A CROSSBOW, surgical knives, and a tomahawk were among the unusual items handed in to police during a week-long knife amnesty last month, which saw 321 blades handed in.

Dyfed-Powys Police took part in the campaign, known as Operation Sceptre, to keep knives and blades out of circulation, while also increasing awareness about the dangers of carrying knives.

Knife amnesty bins were placed at police stations in each of the force’s four divisions, where people could dispose of blades with no questions asked.

321 blades were handed in total, with cross bow bolts and a cross bow also among the surrendered items.

The force also focused on educating members of the public about the best way to safely dispose of knives and blades once the amnesty period was over.

It is the second knife campaign the force has taken part in this year. During March’s operation, 661 knives were handed in as part of the amnesty.

Inspector Tim Davies, who led the operation, said: “Dyfed-Powys remains a safe place to live, work and visit, and thankfully we don’t face the level of knife crime other areas see.

“We take part in Operation Sceptre to support our police colleagues nationally, making knives and blades as hard as possible for criminals to access.

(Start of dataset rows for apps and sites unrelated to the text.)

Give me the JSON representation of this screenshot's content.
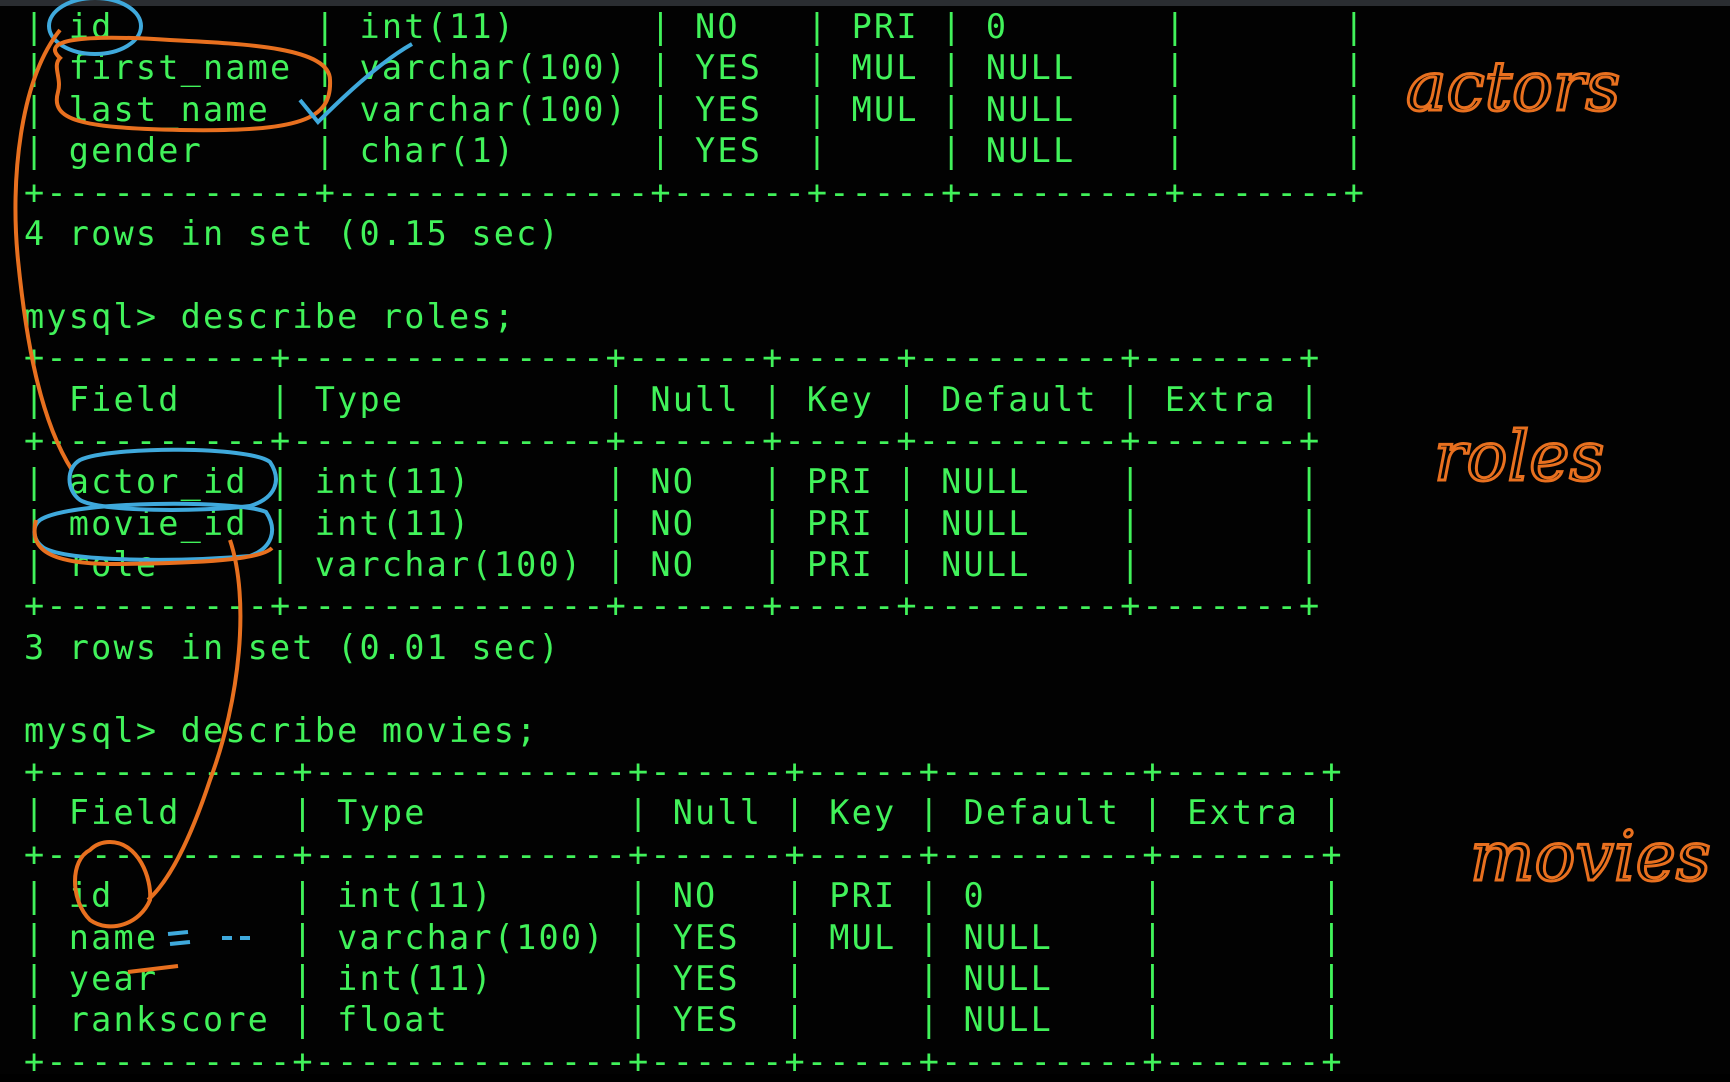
{
  "terminal": {
    "lines": [
      {
        "kind": "row",
        "text": "| id         | int(11)      | NO   | PRI | 0       |       |"
      },
      {
        "kind": "row",
        "text": "| first_name | varchar(100) | YES  | MUL | NULL    |       |"
      },
      {
        "kind": "row",
        "text": "| last_name  | varchar(100) | YES  | MUL | NULL    |       |"
      },
      {
        "kind": "row",
        "text": "| gender     | char(1)      | YES  |     | NULL    |       |"
      },
      {
        "kind": "border",
        "text": "+------------+--------------+------+-----+---------+-------+"
      },
      {
        "kind": "status",
        "text": "4 rows in set (0.15 sec)"
      },
      {
        "kind": "blank",
        "text": ""
      },
      {
        "kind": "prompt",
        "text": "mysql> describe roles;"
      },
      {
        "kind": "border",
        "text": "+----------+--------------+------+-----+---------+-------+"
      },
      {
        "kind": "header",
        "text": "| Field    | Type         | Null | Key | Default | Extra |"
      },
      {
        "kind": "border",
        "text": "+----------+--------------+------+-----+---------+-------+"
      },
      {
        "kind": "row",
        "text": "| actor_id | int(11)      | NO   | PRI | NULL    |       |"
      },
      {
        "kind": "row",
        "text": "| movie_id | int(11)      | NO   | PRI | NULL    |       |"
      },
      {
        "kind": "row",
        "text": "| role     | varchar(100) | NO   | PRI | NULL    |       |"
      },
      {
        "kind": "border",
        "text": "+----------+--------------+------+-----+---------+-------+"
      },
      {
        "kind": "status",
        "text": "3 rows in set (0.01 sec)"
      },
      {
        "kind": "blank",
        "text": ""
      },
      {
        "kind": "prompt",
        "text": "mysql> describe movies;"
      },
      {
        "kind": "border",
        "text": "+-----------+--------------+------+-----+---------+-------+"
      },
      {
        "kind": "header",
        "text": "| Field     | Type         | Null | Key | Default | Extra |"
      },
      {
        "kind": "border",
        "text": "+-----------+--------------+------+-----+---------+-------+"
      },
      {
        "kind": "row",
        "text": "| id        | int(11)      | NO   | PRI | 0       |       |"
      },
      {
        "kind": "row",
        "text": "| name      | varchar(100) | YES  | MUL | NULL    |       |"
      },
      {
        "kind": "row",
        "text": "| year      | int(11)      | YES  |     | NULL    |       |"
      },
      {
        "kind": "row",
        "text": "| rankscore | float        | YES  |     | NULL    |       |"
      },
      {
        "kind": "border",
        "text": "+-----------+--------------+------+-----+---------+-------+"
      }
    ]
  },
  "annotations": {
    "labels": {
      "actors": "actors",
      "roles": "roles",
      "movies": "movies"
    },
    "ink_colors": {
      "orange": "#e8701f",
      "blue": "#3fa9dc"
    }
  },
  "colors": {
    "terminal_text": "#41f25a",
    "background": "#020202"
  }
}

“The effects of knife crime can be devastating, and we are committed to doing all we can to stop it. “

Now the amnesty has ended, Dyfed-Powys Police is keen people know how to safely dispose of a knife, blade, or other sharp item.

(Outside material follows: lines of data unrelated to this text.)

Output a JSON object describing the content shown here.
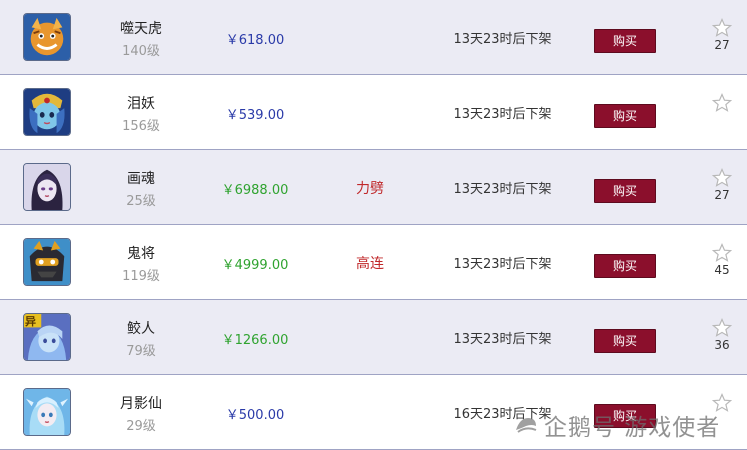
{
  "listings": [
    {
      "name": "噬天虎",
      "level": "140级",
      "price": "￥618.00",
      "price_color": "blue",
      "tag": "",
      "timer": "13天23时后下架",
      "buy_label": "购买",
      "favorites": "27",
      "icon": "tiger-avatar-icon",
      "shade": true
    },
    {
      "name": "泪妖",
      "level": "156级",
      "price": "￥539.00",
      "price_color": "blue",
      "tag": "",
      "timer": "13天23时后下架",
      "buy_label": "购买",
      "favorites": "",
      "icon": "tear-demon-avatar-icon",
      "shade": false
    },
    {
      "name": "画魂",
      "level": "25级",
      "price": "￥6988.00",
      "price_color": "green",
      "tag": "力劈",
      "timer": "13天23时后下架",
      "buy_label": "购买",
      "favorites": "27",
      "icon": "painted-soul-avatar-icon",
      "shade": true
    },
    {
      "name": "鬼将",
      "level": "119级",
      "price": "￥4999.00",
      "price_color": "green",
      "tag": "高连",
      "timer": "13天23时后下架",
      "buy_label": "购买",
      "favorites": "45",
      "icon": "ghost-general-avatar-icon",
      "shade": false
    },
    {
      "name": "鲛人",
      "level": "79级",
      "price": "￥1266.00",
      "price_color": "green",
      "tag": "",
      "timer": "13天23时后下架",
      "buy_label": "购买",
      "favorites": "36",
      "icon": "mermaid-avatar-icon",
      "shade": true,
      "badge": "异"
    },
    {
      "name": "月影仙",
      "level": "29级",
      "price": "￥500.00",
      "price_color": "blue",
      "tag": "",
      "timer": "16天23时后下架",
      "buy_label": "购买",
      "favorites": "",
      "icon": "moon-fairy-avatar-icon",
      "shade": false
    }
  ],
  "watermark": "企鹅号 游戏使者",
  "colors": {
    "price_blue": "#2a3aa8",
    "price_green": "#2fa32f",
    "tag_red": "#c0282a",
    "buy_button": "#8b0f2c",
    "row_shade": "#ebebf4",
    "divider": "#9fa3c4"
  }
}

Their advice is to discard them in a metal bin at the nearest local authority recycling centre. To find one near you, visit Pembrokeshire County Council: pembrokeshire.gov.uk/